— Online: The Guardian is asking for a whopping £55 CPM for an MPU, and a pricey £30 for a banner. Only the FT asks for more. With the second highest online readership of 3.8 million, that should be raking in a lot of cash. Guardian News and Media’s finances suggest they either have a lot of unfilled inventory, or are prepared to drop their asking price a long way.
The Financial Times (print and online rate card)
— In print: It will surprise no one the FT values access to its audience more highly than anyone else in print and online, being a specialist business title. But how much it values them at is a little greedy: the FT asks for £58,600 for a full page ad, second only to the Telegraph. When you take into account its comparatively small print circulation of just under 300,000, that works out at more than 19p per reader, almost double what anyone else is asking (except the Indy).

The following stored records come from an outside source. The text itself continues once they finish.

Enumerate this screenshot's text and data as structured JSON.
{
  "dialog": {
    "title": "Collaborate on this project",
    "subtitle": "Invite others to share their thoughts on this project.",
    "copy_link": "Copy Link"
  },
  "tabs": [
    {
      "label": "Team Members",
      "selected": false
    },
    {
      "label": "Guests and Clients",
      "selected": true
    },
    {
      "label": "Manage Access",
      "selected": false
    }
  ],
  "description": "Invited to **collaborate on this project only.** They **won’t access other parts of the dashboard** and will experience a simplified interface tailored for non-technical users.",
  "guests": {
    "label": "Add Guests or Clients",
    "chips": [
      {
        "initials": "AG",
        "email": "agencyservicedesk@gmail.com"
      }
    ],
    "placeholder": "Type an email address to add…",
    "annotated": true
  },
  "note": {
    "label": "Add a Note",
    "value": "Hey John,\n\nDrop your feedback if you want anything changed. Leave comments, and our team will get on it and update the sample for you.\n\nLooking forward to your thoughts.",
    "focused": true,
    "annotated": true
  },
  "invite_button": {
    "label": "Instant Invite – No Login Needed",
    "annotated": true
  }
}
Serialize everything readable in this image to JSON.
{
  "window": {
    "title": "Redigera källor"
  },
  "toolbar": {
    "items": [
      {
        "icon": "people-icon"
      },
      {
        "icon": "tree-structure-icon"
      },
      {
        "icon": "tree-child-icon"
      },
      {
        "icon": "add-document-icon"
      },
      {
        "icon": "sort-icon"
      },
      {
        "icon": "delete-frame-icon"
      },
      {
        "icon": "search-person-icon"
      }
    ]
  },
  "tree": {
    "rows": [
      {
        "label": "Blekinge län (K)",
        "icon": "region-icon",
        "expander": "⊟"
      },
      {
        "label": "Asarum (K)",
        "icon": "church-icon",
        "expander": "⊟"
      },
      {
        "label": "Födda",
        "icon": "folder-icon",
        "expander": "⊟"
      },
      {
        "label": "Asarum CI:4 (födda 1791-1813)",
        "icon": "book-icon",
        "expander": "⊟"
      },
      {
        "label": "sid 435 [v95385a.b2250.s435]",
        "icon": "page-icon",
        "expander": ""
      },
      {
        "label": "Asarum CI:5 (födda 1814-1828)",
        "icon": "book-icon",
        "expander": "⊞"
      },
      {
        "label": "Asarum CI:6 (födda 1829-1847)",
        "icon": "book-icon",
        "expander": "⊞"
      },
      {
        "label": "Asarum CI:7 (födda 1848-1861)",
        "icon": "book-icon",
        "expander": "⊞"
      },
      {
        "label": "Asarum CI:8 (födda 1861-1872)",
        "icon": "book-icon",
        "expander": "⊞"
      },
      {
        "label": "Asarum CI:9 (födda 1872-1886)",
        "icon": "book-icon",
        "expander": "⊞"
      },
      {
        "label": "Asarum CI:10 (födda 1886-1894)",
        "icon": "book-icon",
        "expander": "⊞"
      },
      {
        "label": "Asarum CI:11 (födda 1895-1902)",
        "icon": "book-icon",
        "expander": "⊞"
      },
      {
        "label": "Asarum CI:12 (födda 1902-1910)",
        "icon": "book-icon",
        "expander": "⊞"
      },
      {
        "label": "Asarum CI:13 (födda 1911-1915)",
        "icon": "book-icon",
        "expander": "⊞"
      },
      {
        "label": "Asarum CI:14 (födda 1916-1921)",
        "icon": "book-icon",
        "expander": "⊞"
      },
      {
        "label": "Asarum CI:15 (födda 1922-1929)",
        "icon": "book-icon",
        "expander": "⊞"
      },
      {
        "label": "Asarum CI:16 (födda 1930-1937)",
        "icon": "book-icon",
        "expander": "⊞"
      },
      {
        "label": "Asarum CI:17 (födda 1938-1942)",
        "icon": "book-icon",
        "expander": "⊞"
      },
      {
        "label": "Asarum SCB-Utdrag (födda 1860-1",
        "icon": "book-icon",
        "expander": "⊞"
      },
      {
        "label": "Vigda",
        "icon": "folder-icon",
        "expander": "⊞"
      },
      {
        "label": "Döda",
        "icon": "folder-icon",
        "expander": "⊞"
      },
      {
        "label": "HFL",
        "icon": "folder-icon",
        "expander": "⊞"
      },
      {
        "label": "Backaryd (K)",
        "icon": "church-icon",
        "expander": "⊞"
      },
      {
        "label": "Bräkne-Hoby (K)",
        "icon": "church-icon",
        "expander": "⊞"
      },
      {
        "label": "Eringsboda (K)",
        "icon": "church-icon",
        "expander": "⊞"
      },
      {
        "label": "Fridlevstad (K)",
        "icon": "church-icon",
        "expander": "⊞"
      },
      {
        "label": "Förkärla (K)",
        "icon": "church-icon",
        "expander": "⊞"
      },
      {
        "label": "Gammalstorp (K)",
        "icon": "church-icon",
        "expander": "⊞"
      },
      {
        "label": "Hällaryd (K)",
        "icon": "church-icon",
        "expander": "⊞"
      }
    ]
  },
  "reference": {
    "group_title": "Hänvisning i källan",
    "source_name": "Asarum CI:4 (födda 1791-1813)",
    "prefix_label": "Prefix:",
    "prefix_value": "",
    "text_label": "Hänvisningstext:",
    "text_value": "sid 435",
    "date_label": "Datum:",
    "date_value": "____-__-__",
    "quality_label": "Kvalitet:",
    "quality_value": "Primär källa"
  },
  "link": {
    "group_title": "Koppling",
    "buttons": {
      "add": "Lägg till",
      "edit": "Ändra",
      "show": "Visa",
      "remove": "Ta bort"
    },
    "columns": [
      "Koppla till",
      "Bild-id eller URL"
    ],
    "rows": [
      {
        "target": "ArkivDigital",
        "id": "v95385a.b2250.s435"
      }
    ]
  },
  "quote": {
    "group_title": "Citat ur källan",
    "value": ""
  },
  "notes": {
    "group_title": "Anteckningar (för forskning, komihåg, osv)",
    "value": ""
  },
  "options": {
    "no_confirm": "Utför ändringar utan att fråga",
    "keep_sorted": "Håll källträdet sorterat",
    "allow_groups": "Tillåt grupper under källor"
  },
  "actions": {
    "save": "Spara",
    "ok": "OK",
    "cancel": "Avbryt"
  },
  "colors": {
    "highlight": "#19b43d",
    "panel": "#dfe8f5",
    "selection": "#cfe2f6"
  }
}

— Online: The FT is almost as far out ahead of the rest as in print, though that may in part be down to the targeting the paper employs online. The FT segments its online audience into tiers. An MPU aimed at the lowest tier is advertised at impressive £86 CPM, and the top tier is advertised at an almost epic £95. To put that in perspective, that means the advertised price for an MPU targeting a top tier FT reader is only a little less than the advertised price per user of a full page ad in the Telegraph.
The Daily Mail (print rate card and online rate card)
— In print: The Daily Mail advertises a full-page colour ad at £45,612, slap bang in the middle of the range of pricing across national newspapers. With the second biggest readership, the advertised rate for putting a full-page colour ad in front of a Daily Mail user works out at just over 2.3p.
— Online: The Mail has the largest online audience in the UK (and the world, arguably) coupled with surprisingly high online ad rates. An MPU is listed at £25 CPM and a banner ad at £20 CPM. If the Mail is getting anything close to those rates with such a large audience, it isn’t that inconcievable for them to say their online operation is profitable – though Patrick has his doubts.
The Independent (print and online rate card)
— In print: The Indy has by far the lowest readership of any of the national papers in part due to the popularity of the snappy, snackable i newspaper which reuses its content. Its ad rates are some of the cheapest but the highest on a per user basis: it’s £13,050 for a full page ad and just £64 per column centimetre – far lower than any other paper. However, that works out at over 14p per user – second only to the FT in print.
— Online: That confidence in the value of Indy readers (or its desperation for cash) is also reflected in its online pricing, which at £45 for an MPU and £22 for a banner, near the top end for national newspapers.
The Daily Mirror (print rate card and online rate card)
— In print: £36,800 will buy you a full colour page and £142 per column inch in the Mirror. That’s an average of 3.3p to reach a Mirror reader, putting it in third place behind the Sun and the Mail – just as it’s in third place in the circulation tables at 1.08 million.
— Online: In digital however, the Mirror is bargain basement. With MPUs priced at £10 CPM and banners at £8 CPM, it’s unlikely its online readership of just under 840,000 is bringing in much revenue.
Looking at rate cards also provides another interesting comparison which shows very different approaches to online ads. This is the Guardian’s rate card for online ads:
And this is the Daily Mail’s